This imprint is striking, in part, because of the biographies of the author and his subject. Nathaniel Lyon was a general in the U.S. Army early in the Civil War. He had served in both the Second Seminole War and Mexican-American War. He was killed in Missouri on August 10, 1861 at the Battle of Wilson’s Creek becoming the first Union general to die in the conflict. William A. Hammond, a physician, served as the Surgeon General of the United States Army from 1862 to 1864. After the war he became the first American to dedicate his career exclusively to neurology authoring many books and articles on the subject. Late in life Hammond authored this memory of his time with Lyon in the years before the war when both men were posted at Fort Riley.
• an unusual account of the role that American Indians played in assisting the Union Army in the Trans-Mississippi Theater
• the diary of a young gentleman from Massachusetts recounting his nine months of service in the Union Army’s campaign in North Carolina
• and a program detailing the 1904 National Encampment of the Grand Army of the Republic in the city of Boston.
The Union Indian Brigade in the Civil War (1922)
By Wiley Britton
The American Civil War Collection includes various accounts of the role that African Americans, both free and enslaved, played in the war on both sides. It is unusual to read an account of the participation of American Indians in the conflict. Wiley Britton provides a detailed and laudatory history of
The May release of The American Slavery Collection, 1820-1922: From the American Antiquarian Society includes a document arguing that slavery enslaves the owners as well as the enslaved, written by a woman who had lived in the American South, an account of an abolitionist address that ends when the minister delivering it is arrested, and the affecting address to the court from a man found guilty of assisting a fugitive slave in making an escape.
Influence of Slavery upon the White Population. By a Former Resident of Slave States (1855)
This tract, published by American Anti-Slavery Society in 1855, was written by Louisa Jane Whiting Baker. She establishes her position at the outset:
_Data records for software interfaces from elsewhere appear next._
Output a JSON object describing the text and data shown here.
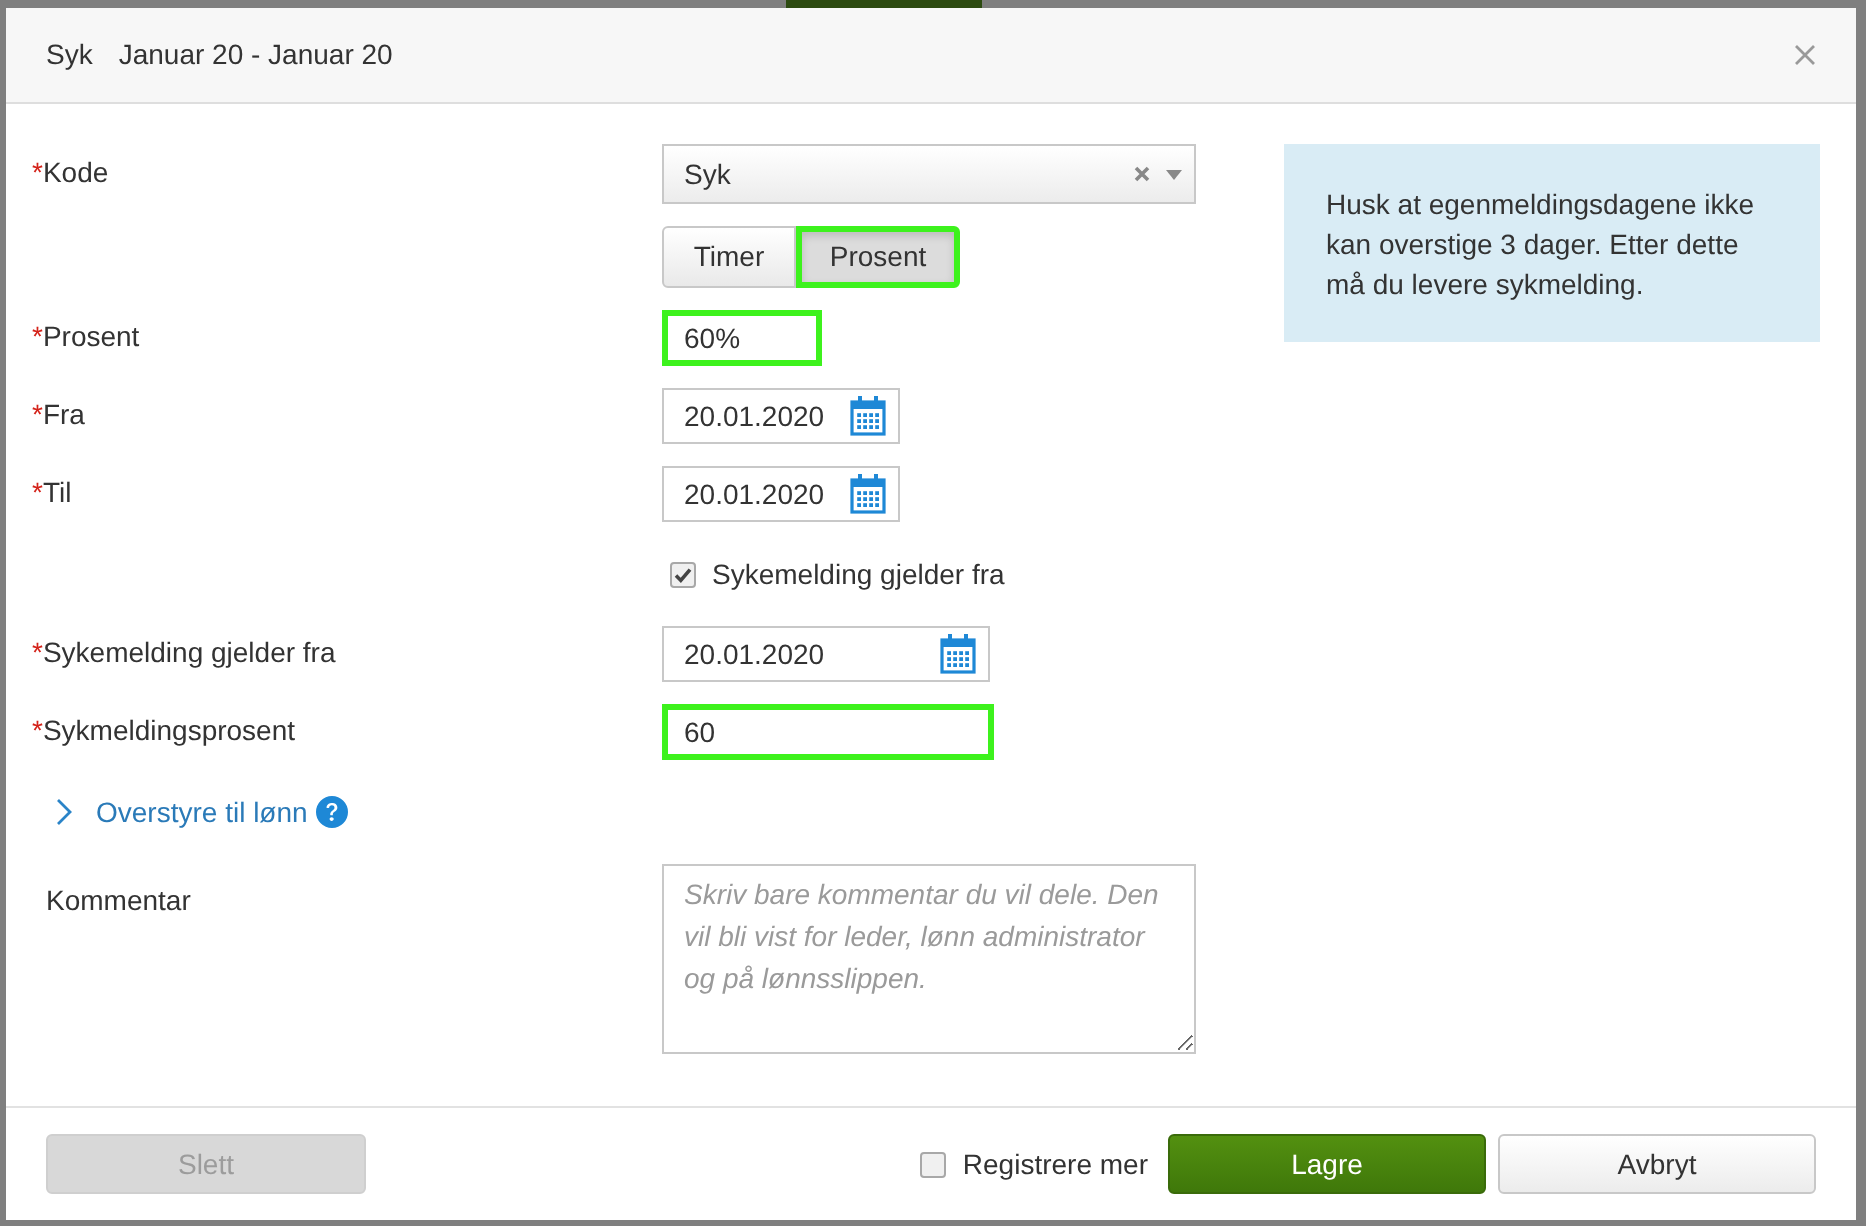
{
  "dialog": {
    "title": "Syk",
    "subtitle": "Januar 20 - Januar 20"
  },
  "fields": [
    {
      "kind": "select",
      "label": "Kode",
      "marker": "*",
      "value": "Syk"
    },
    {
      "kind": "toggle",
      "options": [
        {
          "label": "Timer",
          "selected": false,
          "highlighted": false
        },
        {
          "label": "Prosent",
          "selected": true,
          "highlighted": true
        }
      ]
    },
    {
      "kind": "text",
      "label": "Prosent",
      "marker": "*",
      "value": "60%",
      "highlighted": true
    },
    {
      "kind": "date",
      "label": "Fra",
      "marker": "*",
      "value": "20.01.2020"
    },
    {
      "kind": "date",
      "label": "Til",
      "marker": "*",
      "value": "20.01.2020"
    },
    {
      "kind": "checkbox",
      "label": "Sykemelding gjelder fra",
      "checked": true
    },
    {
      "kind": "date",
      "label": "Sykemelding gjelder fra",
      "marker": "*",
      "value": "20.01.2020"
    },
    {
      "kind": "text",
      "label": "Sykmeldingsprosent",
      "marker": "*",
      "value": "60",
      "highlighted": true
    },
    {
      "kind": "expander",
      "label": "Overstyre til lønn",
      "expanded": false
    },
    {
      "kind": "textarea",
      "label": "Kommentar",
      "placeholder": "Skriv bare kommentar du vil dele. Den vil bli vist for leder, lønn administrator og på lønnsslippen."
    }
  ],
  "info": "Husk at egenmeldingsdagene ikke kan overstige 3 dager. Etter dette må du levere sykmelding.",
  "footer": {
    "delete_button": {
      "label": "Slett",
      "disabled": true
    },
    "register_more": {
      "label": "Registrere mer",
      "checked": false
    },
    "save_button": "Lagre",
    "cancel_button": "Avbryt"
  }
}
A true understanding of the nature and influences of American slavery forces the conviction that this system renders the master no less a “victim” than the slave. The attractive elegances of social life may deceive the superficial observer; but a deeper insight will discover, under this light drapery, not only a world of secret misery, but of hideous corruption.
The Pictorial Field Book of the Civil War in the United States of America
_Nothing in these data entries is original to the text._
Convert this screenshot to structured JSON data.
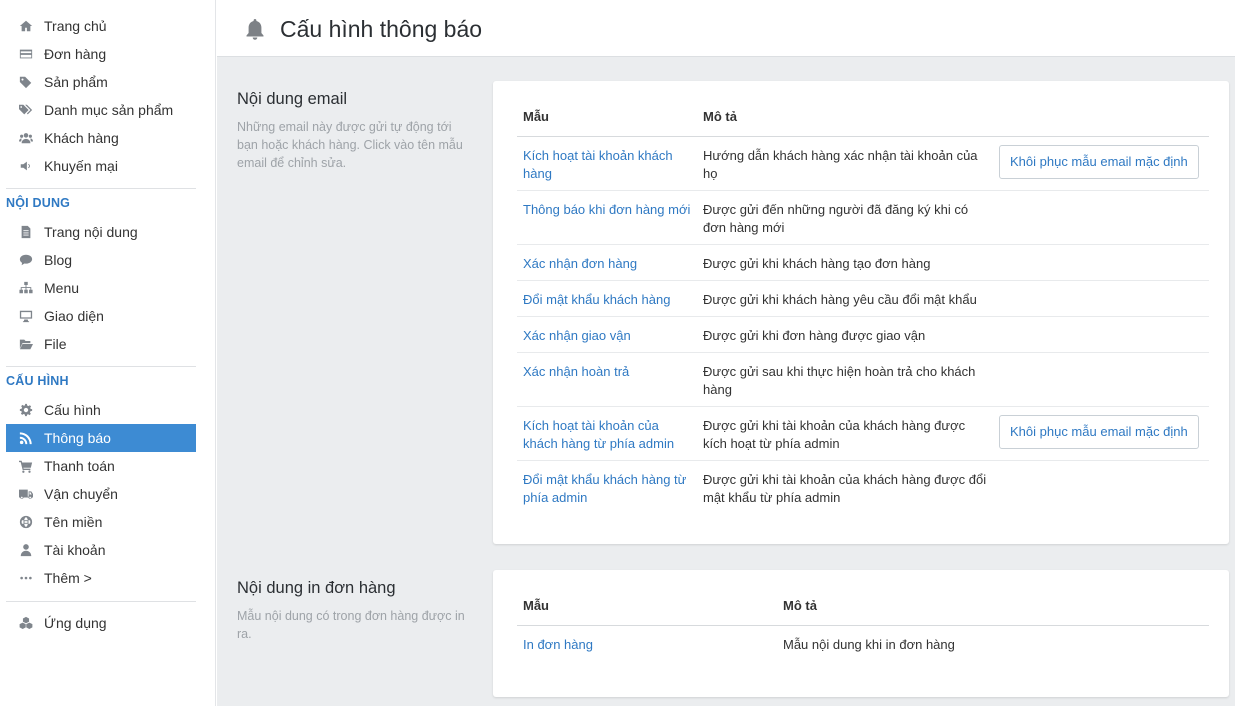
{
  "sidebar": {
    "main_items": [
      {
        "label": "Trang chủ",
        "icon": "home-icon"
      },
      {
        "label": "Đơn hàng",
        "icon": "credit-card-icon"
      },
      {
        "label": "Sản phẩm",
        "icon": "tag-icon"
      },
      {
        "label": "Danh mục sản phẩm",
        "icon": "tags-icon"
      },
      {
        "label": "Khách hàng",
        "icon": "users-icon"
      },
      {
        "label": "Khuyến mại",
        "icon": "volume-icon"
      }
    ],
    "content_heading": "NỘI DUNG",
    "content_items": [
      {
        "label": "Trang nội dung",
        "icon": "file-text-icon"
      },
      {
        "label": "Blog",
        "icon": "comment-icon"
      },
      {
        "label": "Menu",
        "icon": "sitemap-icon"
      },
      {
        "label": "Giao diện",
        "icon": "desktop-icon"
      },
      {
        "label": "File",
        "icon": "folder-open-icon"
      }
    ],
    "config_heading": "CẤU HÌNH",
    "config_items": [
      {
        "label": "Cấu hình",
        "icon": "gear-icon"
      },
      {
        "label": "Thông báo",
        "icon": "rss-icon",
        "active": true
      },
      {
        "label": "Thanh toán",
        "icon": "cart-icon"
      },
      {
        "label": "Vận chuyển",
        "icon": "truck-icon"
      },
      {
        "label": "Tên miền",
        "icon": "globe-icon"
      },
      {
        "label": "Tài khoản",
        "icon": "user-icon"
      },
      {
        "label": "Thêm >",
        "icon": "ellipsis-icon"
      }
    ],
    "apps_item": {
      "label": "Ứng dụng",
      "icon": "cubes-icon"
    }
  },
  "header": {
    "title": "Cấu hình thông báo",
    "icon": "bell-icon"
  },
  "email_section": {
    "title": "Nội dung email",
    "description": "Những email này được gửi tự động tới bạn hoặc khách hàng. Click vào tên mẫu email để chỉnh sửa.",
    "col_template": "Mẫu",
    "col_description": "Mô tả",
    "rows": [
      {
        "template": "Kích hoạt tài khoản khách hàng",
        "description": "Hướng dẫn khách hàng xác nhận tài khoản của họ",
        "action": "Khôi phục mẫu email mặc định"
      },
      {
        "template": "Thông báo khi đơn hàng mới",
        "description": "Được gửi đến những người đã đăng ký khi có đơn hàng mới",
        "action": ""
      },
      {
        "template": "Xác nhận đơn hàng",
        "description": "Được gửi khi khách hàng tạo đơn hàng",
        "action": ""
      },
      {
        "template": "Đổi mật khẩu khách hàng",
        "description": "Được gửi khi khách hàng yêu cầu đổi mật khẩu",
        "action": ""
      },
      {
        "template": "Xác nhận giao vận",
        "description": "Được gửi khi đơn hàng được giao vận",
        "action": ""
      },
      {
        "template": "Xác nhận hoàn trả",
        "description": "Được gửi sau khi thực hiện hoàn trả cho khách hàng",
        "action": ""
      },
      {
        "template": "Kích hoạt tài khoản của khách hàng từ phía admin",
        "description": "Được gửi khi tài khoản của khách hàng được kích hoạt từ phía admin",
        "action": "Khôi phục mẫu email mặc định"
      },
      {
        "template": "Đổi mật khẩu khách hàng từ phía admin",
        "description": "Được gửi khi tài khoản của khách hàng được đổi mật khẩu từ phía admin",
        "action": ""
      }
    ]
  },
  "print_section": {
    "title": "Nội dung in đơn hàng",
    "description": "Mẫu nội dung có trong đơn hàng được in ra.",
    "col_template": "Mẫu",
    "col_description": "Mô tả",
    "rows": [
      {
        "template": "In đơn hàng",
        "description": "Mẫu nội dung khi in đơn hàng"
      }
    ]
  }
}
By Benson J. Lossing, LL.D. Illustrated by many hundred engravings on wood, by Lossing and Barritt, from sketches by the author and others (1879)
The promise of the title is not in vain. Indeed, this three-volume work is profusely illustrated. The citation assigns the imprint to the genres of Intaglio prints and Relief prints among others. Further, the citation also references many engravers and illustrators, by name, whose work contributed to the history. Appreciation of this imprint is enhanced by some knowledge of Benson John Lossing, a 19th-century American historian.
The April release of newly digitized material available in the American Antiquarian Society Supplement to Early American Imprints: Shaw-Shoemakerincludes a cautionary account of the death of a child, a captivity narrative which is likely false, and a beautifully illustrated display of engraving ciphers.
Obituary of Charles Petit, a boy who lately died at the Orphan Asylum, in NewYork (1818)
This pamphlet was published by the Philadelphia Female Tract Society and printed by Lydia R. Bailey (1779-1869), one of the most successful women in the 19th-century printing business. While it was not unusual for women to be printers, most commonly because they were the widows or daughters of male printers, Bailey was distinctive. She was active for nearly 50 years and upon her retirement was considered to be the last of the widow printers as the industry and society evolved.
In contrast to Bailey’s long and successful life, Charles Petit was a poor orphan whose death at an early age is here related.